Nancy Luque, Carmichael
Children are a responsibility
Re “Time for ‘family values’ Congress to value families” (Editorials, Jan. 25): American culture has managed to politicize every aspect of our human experience. Already, our entire lives are evaluated, judged and measured based on political platforms, hijacked by extreme factions.
Children are precious human beings, our prospects for a brighter future. Yet all considerations relate to the dollar.
The issue avoided by everyone: responsibility. Couples need to take prime responsibility to only get pregnant if and when they’re ready to responsibly raise their children. Our communities and culture must take responsibility to provide programs and systems which support healthy child development – the likes of which we rarely see from our politicians.
Mitch Darnell, Sacramento
Tired, old argument
The Sacramento Bee editorial board’s antipathy toward teachers’ unions is well-established and always perplexing. But the reference in this editorial defies logic. To be sure, Congress must address the critical child care dilemma that families face every day. It is crucial, and the case for such action was clearly made in the editorial. But then this ugly sentence appeared: “There’s the school day, which ends long before most parents’ workday, for reasons that eludes everyone but teachers’ unions.” What? The Bee simply cannot blame the nation’s “child care dilemma” on teachers’ unions. The editorial board has blamed everything else on teachers’ unions, but this strains the paper’s credulity. The Bee owes its readers an explanation.
Chuck Aswell, Penn Valley
Leave redistricting to voters
Re “Legislators take aim at voters’ rights” (Forum, Dan Morain, Jan. 25): Shame on the Arizona legislature for suing to dismantle that state’s independent redistricting commission. Arizona argues that only the legislature has the power to revise voting districts. This goes against voters in Arizona and many other states (having noticed that legislators of the dominant party will gerrymander districts to protect their incumbents) passing initiatives to establish independent redistricting commissions.

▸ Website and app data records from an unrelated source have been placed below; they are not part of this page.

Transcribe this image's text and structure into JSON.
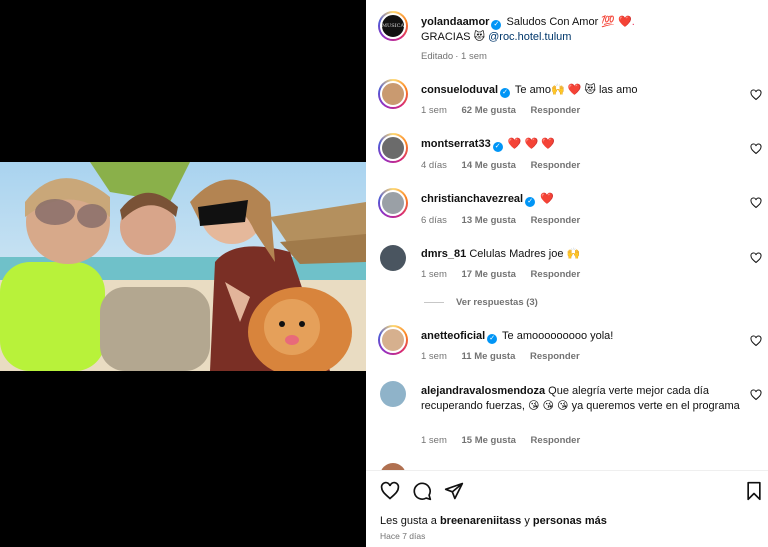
{
  "post": {
    "author": "yolandaamor",
    "caption_text": "Saludos Con Amor",
    "caption_emoji": "💯 ❤️.",
    "caption_line2": "GRACIAS",
    "caption_emoji2": "😻",
    "mention": "@roc.hotel.tulum",
    "edited_label": "Editado",
    "edited_time": "1 sem",
    "avatar_text": "MUSICA"
  },
  "comments": [
    {
      "user": "consueloduval",
      "verified": true,
      "text": "Te amo🙌 ❤️  😻 las amo",
      "time": "1 sem",
      "likes": "62 Me gusta",
      "reply": "Responder"
    },
    {
      "user": "montserrat33",
      "verified": true,
      "text": "❤️ ❤️ ❤️",
      "time": "4 días",
      "likes": "14 Me gusta",
      "reply": "Responder"
    },
    {
      "user": "christianchavezreal",
      "verified": true,
      "text": "❤️",
      "time": "6 días",
      "likes": "13 Me gusta",
      "reply": "Responder"
    },
    {
      "user": "dmrs_81",
      "verified": false,
      "text": "Celulas Madres joe 🙌",
      "time": "1 sem",
      "likes": "17 Me gusta",
      "reply": "Responder"
    },
    {
      "user": "anetteoficial",
      "verified": true,
      "text": "Te amooooooooo yola!",
      "time": "1 sem",
      "likes": "11 Me gusta",
      "reply": "Responder"
    },
    {
      "user": "alejandravalosmendoza",
      "verified": false,
      "text": "Que alegría verte mejor cada día recuperando fuerzas, 😘 😘 😘 ya queremos verte en el programa",
      "time": "1 sem",
      "likes": "15 Me gusta",
      "reply": "Responder"
    }
  ],
  "view_replies": "Ver respuestas (3)",
  "footer": {
    "likes_prefix": "Les gusta a",
    "likes_user": "breenareniitass",
    "likes_mid": "y",
    "likes_others": "personas más",
    "time": "Hace 7 días"
  },
  "colors": {
    "verified": "#0095f6",
    "heart": "#e8355c",
    "mention": "#00376b",
    "muted": "#737373"
  }
}
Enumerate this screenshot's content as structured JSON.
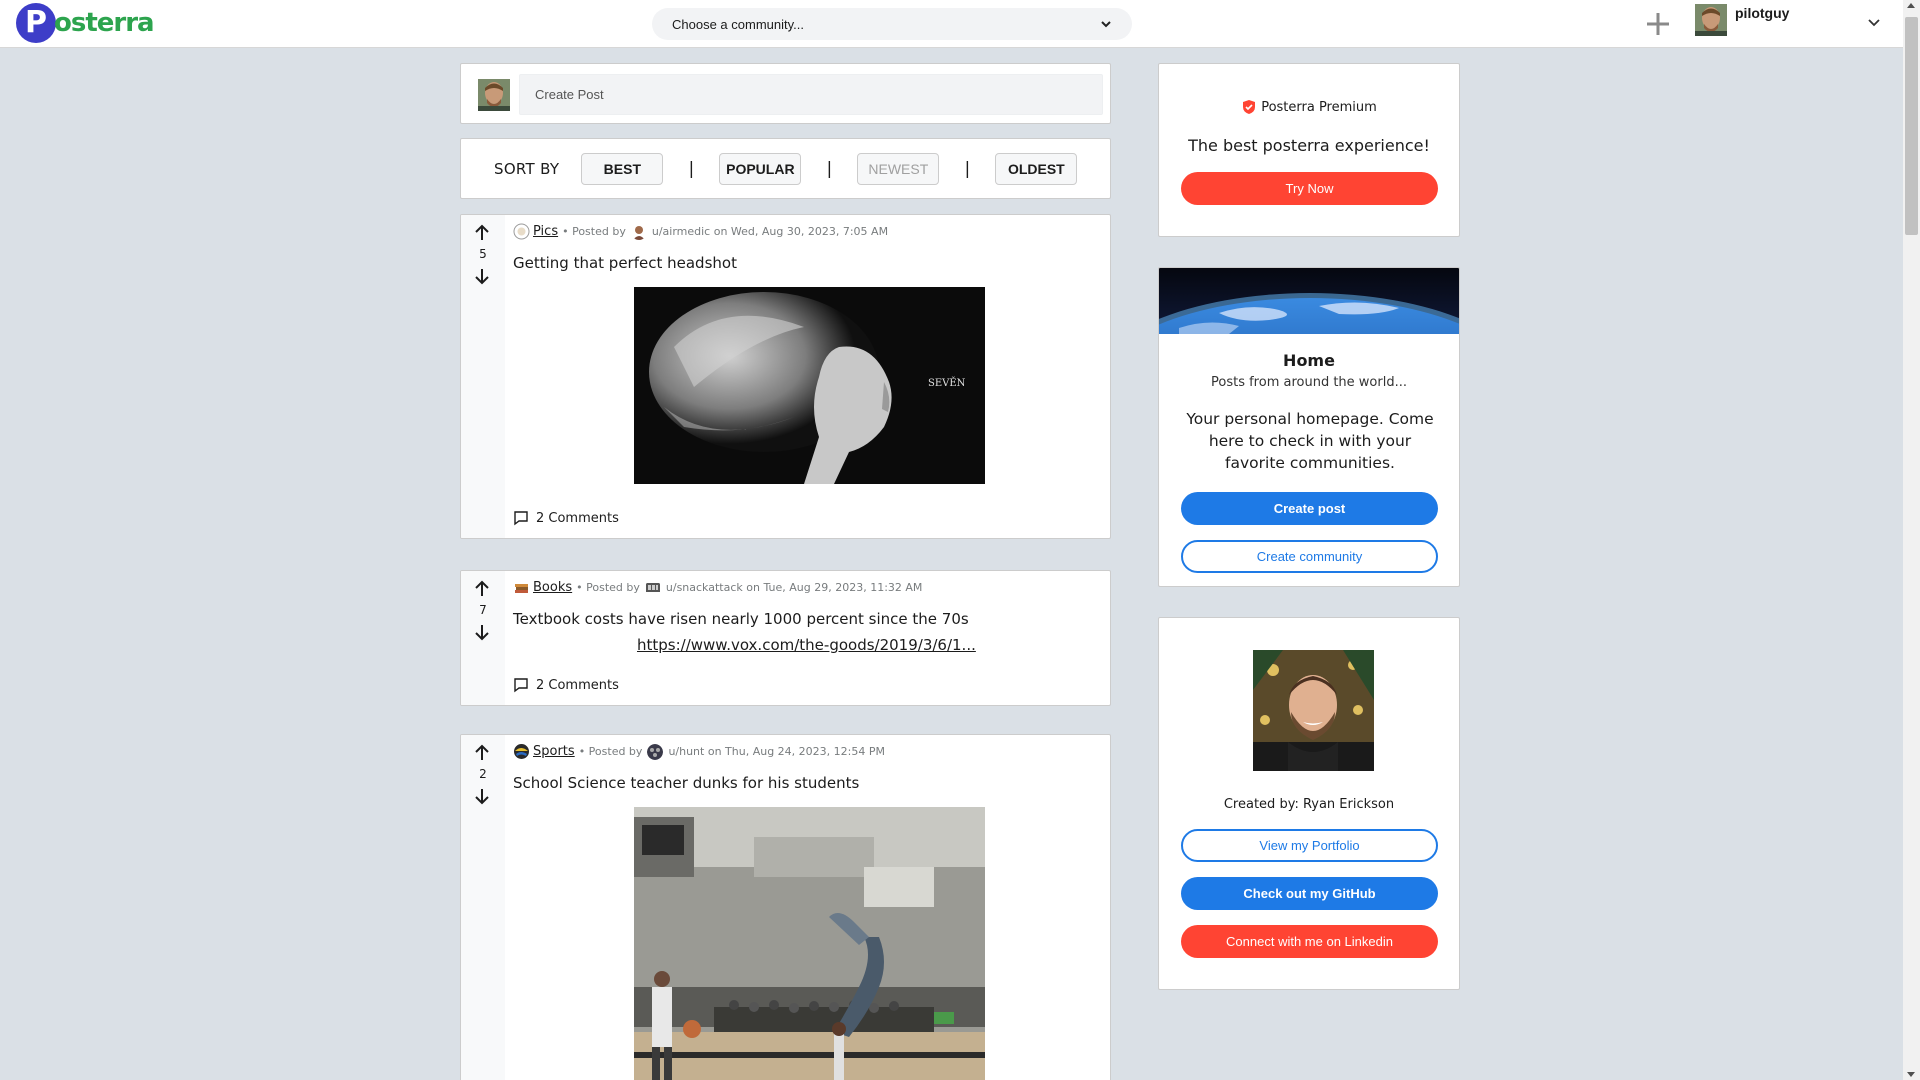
{
  "header": {
    "logo_initial": "P",
    "logo_rest": "osterra",
    "community_placeholder": "Choose a community...",
    "username": "pilotguy"
  },
  "create_post": {
    "placeholder": "Create Post"
  },
  "sort": {
    "label": "SORT BY",
    "options": [
      "BEST",
      "POPULAR",
      "NEWEST",
      "OLDEST"
    ],
    "separator": "|",
    "disabled": "NEWEST"
  },
  "posts": [
    {
      "votes": "5",
      "community": "Pics",
      "posted_by_prefix": "• Posted by",
      "author_line": "u/airmedic on Wed, Aug 30, 2023, 7:05 AM",
      "title": "Getting that perfect headshot",
      "image_caption": "SEVĚN",
      "comments": "2 Comments"
    },
    {
      "votes": "7",
      "community": "Books",
      "posted_by_prefix": "• Posted by",
      "author_line": "u/snackattack on Tue, Aug 29, 2023, 11:32 AM",
      "title": "Textbook costs have risen nearly 1000 percent since the 70s",
      "link": "https://www.vox.com/the-goods/2019/3/6/1...",
      "comments": "2 Comments"
    },
    {
      "votes": "2",
      "community": "Sports",
      "posted_by_prefix": "• Posted by",
      "author_line": "u/hunt on Thu, Aug 24, 2023, 12:54 PM",
      "title": "School Science teacher dunks for his students"
    }
  ],
  "premium": {
    "title": "Posterra Premium",
    "subtitle": "The best posterra experience!",
    "button": "Try Now"
  },
  "home": {
    "title": "Home",
    "subtitle": "Posts from around the world...",
    "description": "Your personal homepage. Come here to check in with your favorite communities.",
    "create_post": "Create post",
    "create_community": "Create community"
  },
  "creator": {
    "text": "Created by: Ryan Erickson",
    "portfolio": "View my Portfolio",
    "github": "Check out my GitHub",
    "linkedin": "Connect with me on Linkedin"
  },
  "colors": {
    "brand_blue": "#3d3dc8",
    "brand_green": "#2da44e",
    "accent_blue": "#1e7ae6",
    "accent_red": "#ff4433",
    "page_bg": "#dae0e6"
  }
}
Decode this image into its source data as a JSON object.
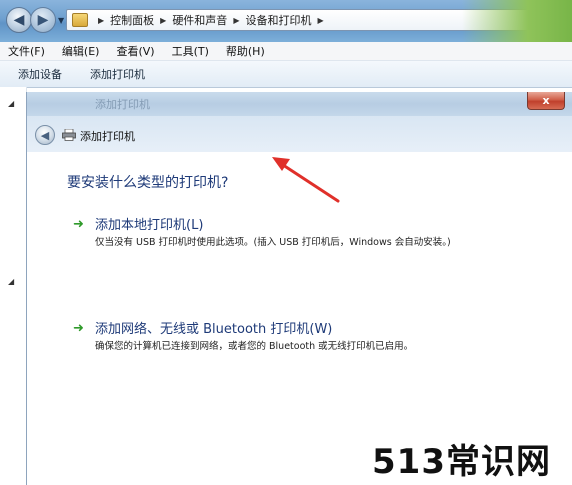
{
  "address_bar": {
    "breadcrumbs": [
      "控制面板",
      "硬件和声音",
      "设备和打印机"
    ]
  },
  "menu": [
    "文件(F)",
    "编辑(E)",
    "查看(V)",
    "工具(T)",
    "帮助(H)"
  ],
  "toolbar": {
    "add_device": "添加设备",
    "add_printer": "添加打印机"
  },
  "dialog": {
    "title": "添加打印机",
    "close_glyph": "x",
    "question": "要安装什么类型的打印机?",
    "options": [
      {
        "title": "添加本地打印机(L)",
        "description": "仅当没有 USB 打印机时使用此选项。(插入 USB 打印机后，Windows 会自动安装。)"
      },
      {
        "title": "添加网络、无线或 Bluetooth 打印机(W)",
        "description": "确保您的计算机已连接到网络，或者您的 Bluetooth 或无线打印机已启用。"
      }
    ]
  },
  "watermark": "513常识网",
  "colors": {
    "link_blue": "#1e3a78",
    "green_arrow": "#2f9a2a",
    "annotation_red": "#e0302a"
  }
}
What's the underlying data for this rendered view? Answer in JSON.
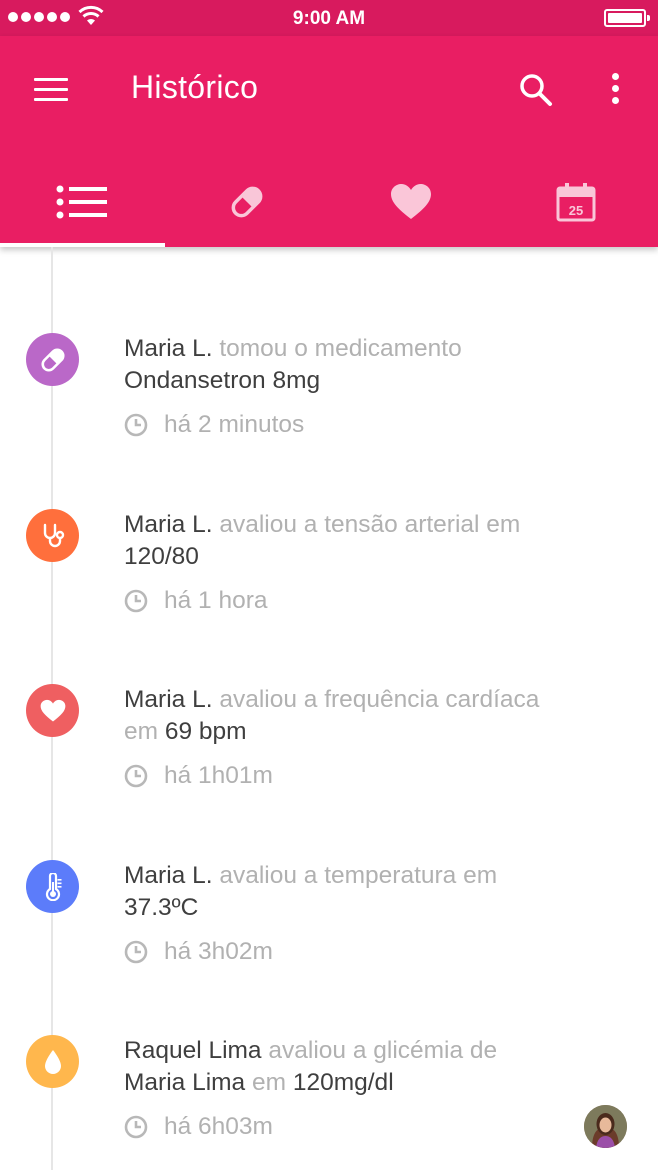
{
  "status_bar": {
    "time": "9:00 AM"
  },
  "app_bar": {
    "title": "Histórico"
  },
  "tabs": [
    {
      "name": "list",
      "icon": "list-icon"
    },
    {
      "name": "medication",
      "icon": "pill-icon"
    },
    {
      "name": "health",
      "icon": "heart-icon"
    },
    {
      "name": "calendar",
      "icon": "calendar-icon",
      "badge": "25"
    }
  ],
  "colors": {
    "status_bar": "#d81a5e",
    "app_bar": "#e91e63",
    "medication": "#ba68c8",
    "pressure": "#ff6f3c",
    "heart": "#ef5f61",
    "temperature": "#5c7cfa",
    "glucose": "#ffb74d"
  },
  "timeline": [
    {
      "icon": "pill-icon",
      "actor": "Maria L.",
      "action": " tomou o medicamento",
      "value": "Ondansetron 8mg",
      "time": "há 2 minutos"
    },
    {
      "icon": "stethoscope-icon",
      "actor": "Maria L.",
      "action": " avaliou a tensão arterial em",
      "value": "120/80",
      "time": "há 1 hora"
    },
    {
      "icon": "heart-icon",
      "actor": "Maria L.",
      "action": " avaliou a frequência cardíaca",
      "connector": "em ",
      "value": "69 bpm",
      "time": "há 1h01m"
    },
    {
      "icon": "thermometer-icon",
      "actor": "Maria L.",
      "action": " avaliou a temperatura em",
      "value": "37.3ºC",
      "time": "há 3h02m"
    },
    {
      "icon": "drop-icon",
      "actor": "Raquel Lima",
      "action": " avaliou a glicémia de",
      "subject": "Maria Lima",
      "connector": " em ",
      "value": "120mg/dl",
      "time": "há 6h03m"
    }
  ]
}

Dan Morain quotes Dan Backer, a Republican attorney who supports the Arizona suit, which is headed for the U.S. Supreme Court: “The Constitution clearly delegates (redistricting) power to the legislatures.” If that’s true, and if the legislatures clearly abuse their power, shouldn’t “We the People” have the authority to reclaim that power to sustain the health of the body politic? Thanks goes to Kamala Harris for defending the voters’ right to establish independent redistricting commissions like we have in California.
Dave Parker, Elk Grove
The cause of low voter turnout
Re “A powerful history lesson about civic responsibility” (Editorials, Jan. 25): While I will not argue the value of the movie “Selma,” I certainly can offer another valid reason for voter lack of interest. In the last election, we were all inundated with negative ads by Doug Ose and Ami Bera. If they gave us a good reason to vote for them, I cannot remember what it was.
Although we did vote, my wife and I did not mark either of them on our ballot, and if there had been a third choice, he or she would have gotten our vote. With this kind of election advertising, how can we expect anyone, let alone young people, to get excited about voting?
Billy Barnes, Carmichael
Revisit high-speed rail plan
Re “Without a viable funding plan, high-speed rail goes off its track” (Viewpoints, Jan. 18): For the record, I am a high-speed rail proponent, and I believe Rep. Jeff Denham is right. The current plan, as conceived, will primarily benefit Los Angeles and San Francisco. What about the rest of us? How are we supposed to get to the rail stations? Is there a plan for that?
Let’s stop trying to maximize federal funding and stop pretending that we can move directly from old rail infrastructure to 200 mph trains. Let’s instead plan to upgrade existing rail corridors for speed, connect existing commuter rail lines and submit a more realistic plan – for a fraction of the cost. The time is now.
Victor Simon, Sacramento
Prioritize roads over bullet train
Re “One way or another, you’ll pay more for roads” (Editorial, Jan. 17): I’m glad to see a shift in focus from the high-speed railways to our more pressing matter of deteriorating roads.
Matthew Ng, Sacramento